Recent economic data have been strong across the world boosted by China reopening from covid, falling gas prices in Europe and strong numbers for employment and consumer spending in the US. This has all but removed fears of imminent recession. Stronger economies should mean better earnings for companies and higher stock prices, but February is shaping up to be a weak month for US equities and emerging markets have fared even worse with the MSCI index underperforming by close to 9% since its relative peak in mid January.
So what’s going on?
The answer is twofold: first stronger US data means more tightening by the Federal Reserve and higher interest rates are bad for equities. Moreover, the read across from a stronger economy to stronger earnings may be working at present but the super tight labour market means margins are under pressure. Almost all of the S&P500 have reported their results for the final quarter of 2022 and despite revenue growth of close to 6% on a year ago, earnings are down 4%. There’s been a big squeeze on margins.
We’ve also had bad news on US inflation which has dented hopes that falling prices for commodities and easing of supply constraints on goods would lead to a virtuous circle of disinflation so that the Fed could get back towards its 2% target without a recession. That scenario is still a possible, but my guess is that a recession in the US has merely been postponed.
Economic numbers have been mixed in Europe with the latest GDP figures for Germany contracting in Q4 2022 with some big declines in discretionary consumer spending.

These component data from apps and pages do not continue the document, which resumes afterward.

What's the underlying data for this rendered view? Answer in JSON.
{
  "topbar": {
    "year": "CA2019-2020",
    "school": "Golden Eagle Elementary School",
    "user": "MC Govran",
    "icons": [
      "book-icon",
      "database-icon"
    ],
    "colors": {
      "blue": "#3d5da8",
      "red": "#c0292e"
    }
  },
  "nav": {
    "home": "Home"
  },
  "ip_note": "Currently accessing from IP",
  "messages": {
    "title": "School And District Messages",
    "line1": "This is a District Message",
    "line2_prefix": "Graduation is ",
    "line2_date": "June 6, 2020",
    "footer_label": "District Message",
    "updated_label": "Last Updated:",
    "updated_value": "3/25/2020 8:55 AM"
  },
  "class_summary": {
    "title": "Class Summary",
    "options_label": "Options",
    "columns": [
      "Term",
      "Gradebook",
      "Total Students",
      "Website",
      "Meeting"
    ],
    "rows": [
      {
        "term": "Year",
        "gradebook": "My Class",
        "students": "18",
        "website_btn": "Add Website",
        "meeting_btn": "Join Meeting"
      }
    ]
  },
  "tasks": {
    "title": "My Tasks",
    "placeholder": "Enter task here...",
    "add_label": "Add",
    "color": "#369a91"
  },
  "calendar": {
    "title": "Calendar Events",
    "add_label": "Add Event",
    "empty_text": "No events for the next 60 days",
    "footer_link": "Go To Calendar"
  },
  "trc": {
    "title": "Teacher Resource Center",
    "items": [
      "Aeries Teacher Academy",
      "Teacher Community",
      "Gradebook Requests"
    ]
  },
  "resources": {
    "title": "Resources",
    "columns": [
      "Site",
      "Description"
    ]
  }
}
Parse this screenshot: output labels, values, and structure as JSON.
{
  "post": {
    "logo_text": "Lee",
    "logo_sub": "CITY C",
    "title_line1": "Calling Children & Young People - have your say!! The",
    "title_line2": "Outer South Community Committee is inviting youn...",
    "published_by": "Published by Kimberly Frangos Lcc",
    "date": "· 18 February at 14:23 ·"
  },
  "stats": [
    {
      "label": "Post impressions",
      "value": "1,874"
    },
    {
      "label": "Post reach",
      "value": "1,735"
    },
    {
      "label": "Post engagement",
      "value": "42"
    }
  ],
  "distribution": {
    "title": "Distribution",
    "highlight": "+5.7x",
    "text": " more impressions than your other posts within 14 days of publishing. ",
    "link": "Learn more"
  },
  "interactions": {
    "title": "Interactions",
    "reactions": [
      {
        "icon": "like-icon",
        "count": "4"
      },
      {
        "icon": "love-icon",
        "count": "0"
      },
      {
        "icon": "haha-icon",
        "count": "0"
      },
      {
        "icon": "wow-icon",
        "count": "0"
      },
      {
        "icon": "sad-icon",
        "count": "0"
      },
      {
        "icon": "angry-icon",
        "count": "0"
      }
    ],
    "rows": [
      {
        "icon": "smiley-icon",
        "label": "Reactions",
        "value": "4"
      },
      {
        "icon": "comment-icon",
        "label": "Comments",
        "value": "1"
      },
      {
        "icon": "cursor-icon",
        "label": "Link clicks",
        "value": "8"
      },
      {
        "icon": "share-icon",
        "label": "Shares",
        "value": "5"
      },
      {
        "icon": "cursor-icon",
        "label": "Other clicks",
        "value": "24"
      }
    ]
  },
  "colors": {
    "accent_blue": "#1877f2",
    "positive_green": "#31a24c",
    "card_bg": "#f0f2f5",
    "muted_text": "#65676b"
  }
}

That’s backward looking but the future looks much brighter because of the decline in natural gas prices. Consumer and business confidence has improved, and budget deficits are also looking healthier: Germany allocated €200bn to its energy price support scheme. That’s a massive 5% of GDP and it now looks like they’ll only need a fraction of that.
There’s been a truly remarkable improvement in the UK too. Consumer confidence over the winter slumped to levels weaker than anything seen in the worst of the covid pandemic and worse than in the Global financial Crisis. The latest figures show a strong bounce and I expect further improvements after next month’s Budget. I believe the planned increases in household energy bills and fuel duty will be scrapped when the Office Budget Responsibility redo their forecasts. The Bank of England should also make a similar cut to their inflation forecasts as a result of the Budget changes. The BoE’s projections already had a sharp fall in inflation factored in for 2024 but that was because they expected a recession in 2023. That recession now seems unlikely and the dark days following Kwasi Kwarteng’s budget are a distant memory.
Before we get too carried away, we’re not looking at an economic boom. Energy prices will still be higher than they were before Russia invaded Ukraine and higher interest rates will also restrain the economy, especially in the UK via the housing market. Nevertheless, the outlook overall has improved quite dramatically.
What does all this mean for equities? Unlike the US, companies in Europe are not suffering the same margin squeeze. Indeed their Q4 earnings have beaten those in the US handsomely. Yes, the European Central Bank and Bank of Europe will have to raise interest rates further to control inflation but the demand destruction that we expected from soaring energy prices has receded. We expect European equities to outperform the US this year. And if the US economy does start to weaken, that should take some of the pressure off bond yields and weaken the US dollar. That would help emerging market equities.